** Given entries **

━━━━━━━━━━━━━━━━━━━━━━━━━━━━━━

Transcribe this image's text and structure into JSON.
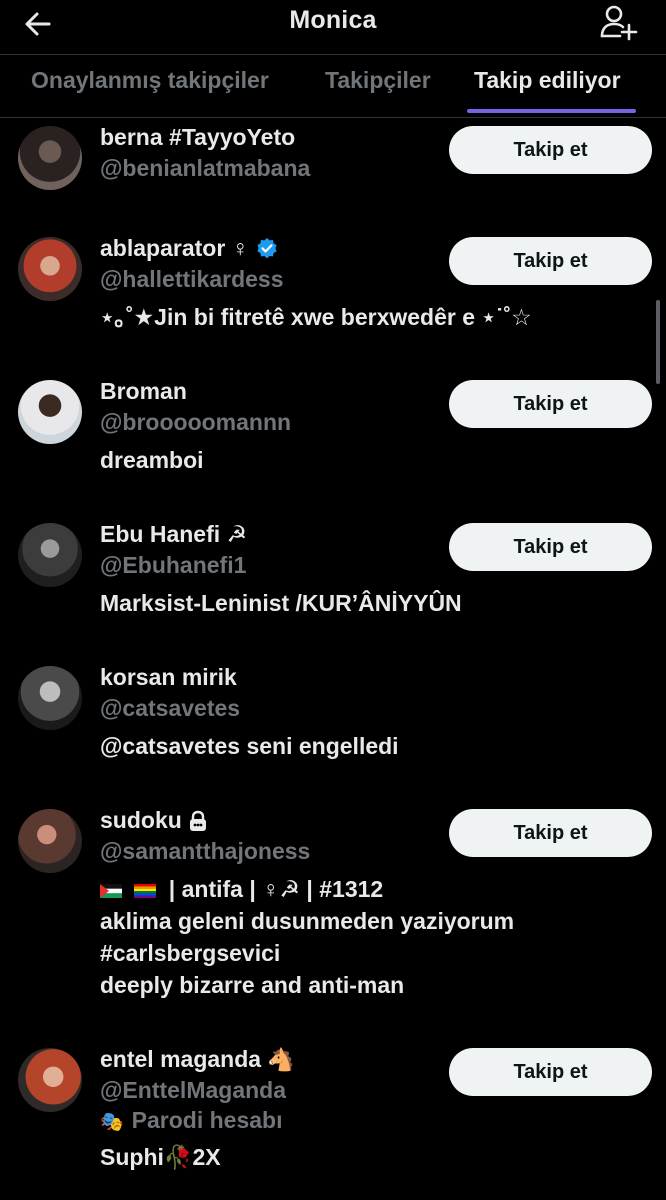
{
  "header": {
    "title": "Monica",
    "back_icon": "arrow-left-icon",
    "add_icon": "add-user-icon"
  },
  "tabs": [
    {
      "label": "Onaylanmış takipçiler",
      "active": false
    },
    {
      "label": "Takipçiler",
      "active": false
    },
    {
      "label": "Takip ediliyor",
      "active": true
    }
  ],
  "colors": {
    "background": "#000000",
    "text": "#e7e9ea",
    "muted": "#71767b",
    "tab_indicator": "#7b61e6",
    "verified": "#1d9bf0",
    "button_bg": "#eff3f4"
  },
  "users": [
    {
      "name": "berna #TayyoYeto",
      "handle": "@benianlatmabana",
      "bio": [],
      "button": "Takip et"
    },
    {
      "name": "ablaparator ♀",
      "verified": true,
      "handle": "@hallettikardess",
      "bio": [
        "⋆｡˚★Jin bi fitretê xwe berxwedêr e ⋆˙˚☆"
      ],
      "button": "Takip et"
    },
    {
      "name": "Broman",
      "handle": "@brooooomannn",
      "bio": [
        "dreamboi"
      ],
      "button": "Takip et"
    },
    {
      "name": "Ebu Hanefi ☭",
      "handle": "@Ebuhanefi1",
      "bio": [
        "Marksist-Leninist /KUR’ÂNİYYÛN"
      ],
      "button": "Takip et"
    },
    {
      "name": "korsan mirik",
      "handle": "@catsavetes",
      "bio": [
        "@catsavetes seni engelledi"
      ],
      "button": ""
    },
    {
      "name": "sudoku",
      "locked": true,
      "handle": "@samantthajoness",
      "bio": [
        "| antifa | ♀☭ | #1312",
        "aklima geleni dusunmeden yaziyorum",
        "#carlsbergsevici",
        "deeply bizarre and anti-man"
      ],
      "button": "Takip et"
    },
    {
      "name": "entel maganda",
      "handle": "@EnttelMaganda",
      "note": "Parodi hesabı",
      "bio": [
        "Suphi🥀2X"
      ],
      "button": "Takip et"
    }
  ]
}
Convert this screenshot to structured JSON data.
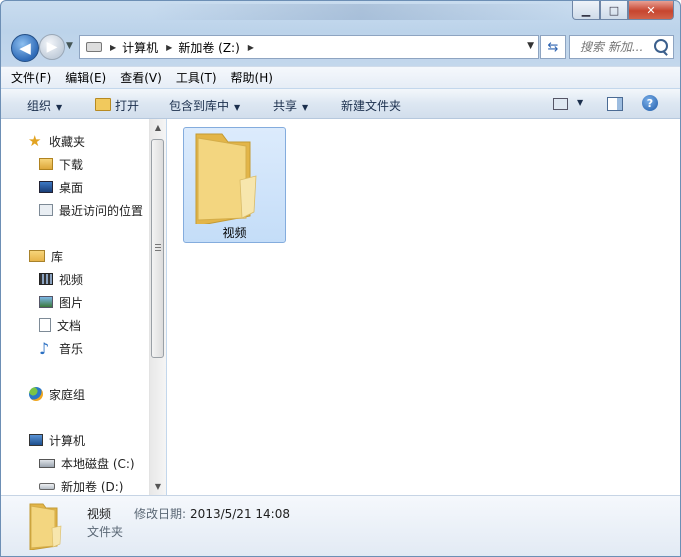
{
  "window": {
    "minimize": "▁",
    "maximize": "□",
    "close": "✕"
  },
  "address": {
    "segments": [
      "计算机",
      "新加卷 (Z:)"
    ]
  },
  "search": {
    "placeholder": "搜索 新加..."
  },
  "menu": [
    "文件(F)",
    "编辑(E)",
    "查看(V)",
    "工具(T)",
    "帮助(H)"
  ],
  "toolbar": {
    "organize": "组织",
    "open": "打开",
    "include": "包含到库中",
    "share": "共享",
    "new_folder": "新建文件夹",
    "help": "?"
  },
  "sidebar": {
    "favorites": {
      "label": "收藏夹",
      "items": [
        "下载",
        "桌面",
        "最近访问的位置"
      ]
    },
    "libraries": {
      "label": "库",
      "items": [
        "视频",
        "图片",
        "文档",
        "音乐"
      ]
    },
    "homegroup": {
      "label": "家庭组"
    },
    "computer": {
      "label": "计算机",
      "items": [
        "本地磁盘 (C:)",
        "新加卷 (D:)"
      ]
    }
  },
  "content": {
    "items": [
      {
        "name": "视频",
        "icon": "folder-icon"
      }
    ]
  },
  "details": {
    "name": "视频",
    "modified_label": "修改日期:",
    "modified_value": "2013/5/21 14:08",
    "type": "文件夹"
  }
}
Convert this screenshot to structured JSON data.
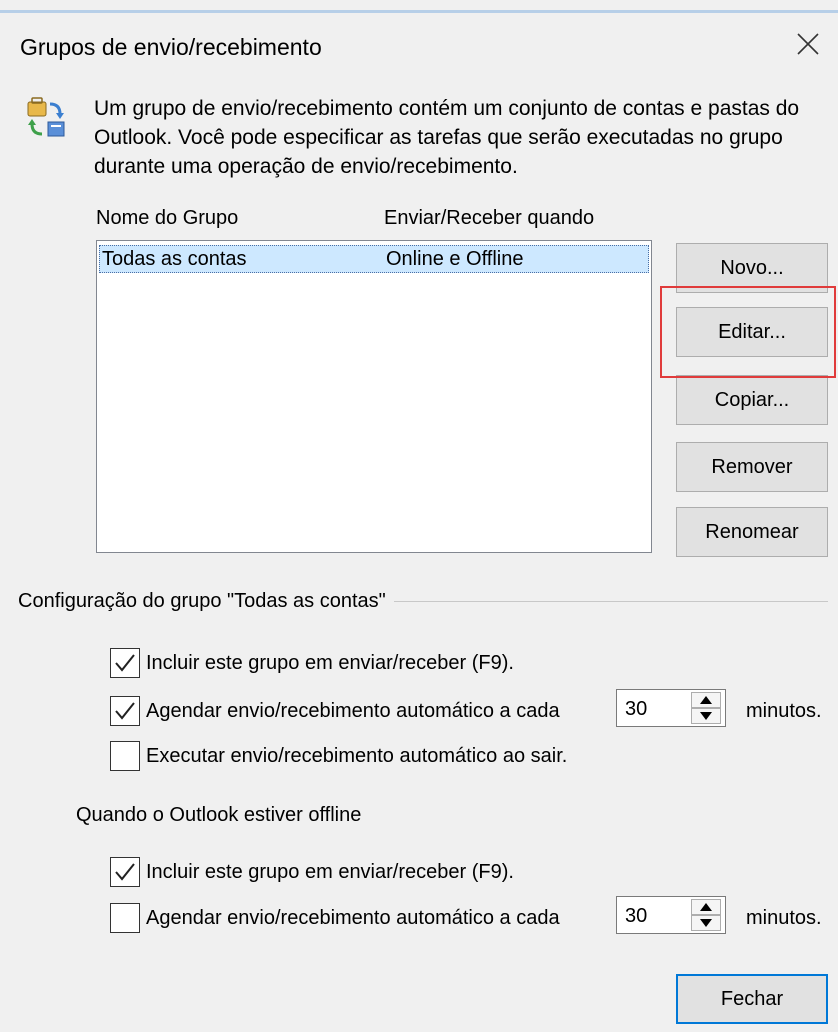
{
  "dialog": {
    "title": "Grupos de envio/recebimento",
    "intro": "Um grupo de envio/recebimento contém um conjunto de contas e pastas do Outlook. Você pode especificar as tarefas que serão executadas no grupo durante uma operação de envio/recebimento."
  },
  "list": {
    "headers": [
      "Nome do Grupo",
      "Enviar/Receber quando"
    ],
    "rows": [
      {
        "name": "Todas as contas",
        "when": "Online e Offline"
      }
    ]
  },
  "buttons": {
    "new": "Novo...",
    "edit": "Editar...",
    "copy": "Copiar...",
    "remove": "Remover",
    "rename": "Renomear",
    "close": "Fechar"
  },
  "settings": {
    "section_title": "Configuração do grupo \"Todas as contas\"",
    "online": {
      "include": {
        "label": "Incluir este grupo em enviar/receber (F9).",
        "checked": true
      },
      "schedule": {
        "label": "Agendar envio/recebimento automático a cada",
        "checked": true,
        "value": "30",
        "unit": "minutos."
      },
      "on_exit": {
        "label": "Executar envio/recebimento automático ao sair.",
        "checked": false
      }
    },
    "offline_title": "Quando o Outlook estiver offline",
    "offline": {
      "include": {
        "label": "Incluir este grupo em enviar/receber (F9).",
        "checked": true
      },
      "schedule": {
        "label": "Agendar envio/recebimento automático a cada",
        "checked": false,
        "value": "30",
        "unit": "minutos."
      }
    }
  },
  "icons": {
    "app": "send-receive-groups-icon",
    "close": "close-icon",
    "check": "checkmark-icon",
    "up": "spin-up-icon",
    "down": "spin-down-icon"
  },
  "colors": {
    "selection": "#cde8ff",
    "highlight_box": "#e03b3b",
    "default_button_border": "#0078d7"
  }
}
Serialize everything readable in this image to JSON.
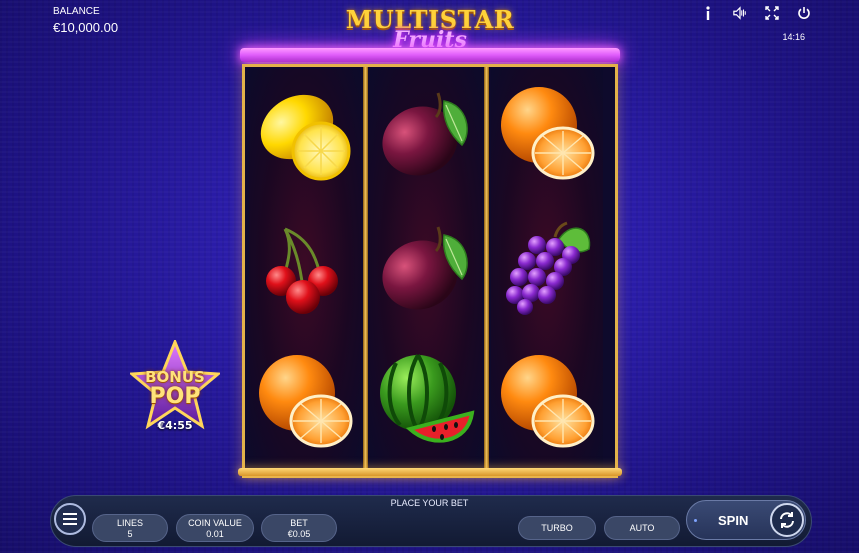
{
  "header": {
    "balance_label": "BALANCE",
    "balance_value": "€10,000.00",
    "clock": "14:16"
  },
  "icons": [
    "info-icon",
    "sound-icon",
    "fullscreen-icon",
    "power-icon"
  ],
  "logo": {
    "main": "MULTISTAR",
    "sub": "Fruits"
  },
  "reels": [
    [
      "lemon",
      "cherries",
      "orange"
    ],
    [
      "plum",
      "plum",
      "watermelon"
    ],
    [
      "orange",
      "grapes",
      "orange"
    ]
  ],
  "bonus": {
    "line1": "BONUS",
    "line2": "POP",
    "timer": "€4:55"
  },
  "controls": {
    "status": "PLACE YOUR BET",
    "lines_label": "LINES",
    "lines_value": "5",
    "coin_label": "COIN VALUE",
    "coin_value": "0.01",
    "bet_label": "BET",
    "bet_value": "€0.05",
    "turbo_label": "TURBO",
    "auto_label": "AUTO",
    "spin_label": "SPIN"
  },
  "colors": {
    "background": "#2a1ca8",
    "frame_gold": "#e2b24a",
    "neon_pink": "#e05cff"
  }
}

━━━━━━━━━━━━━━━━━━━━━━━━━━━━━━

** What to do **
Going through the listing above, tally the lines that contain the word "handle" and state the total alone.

** Output below **
7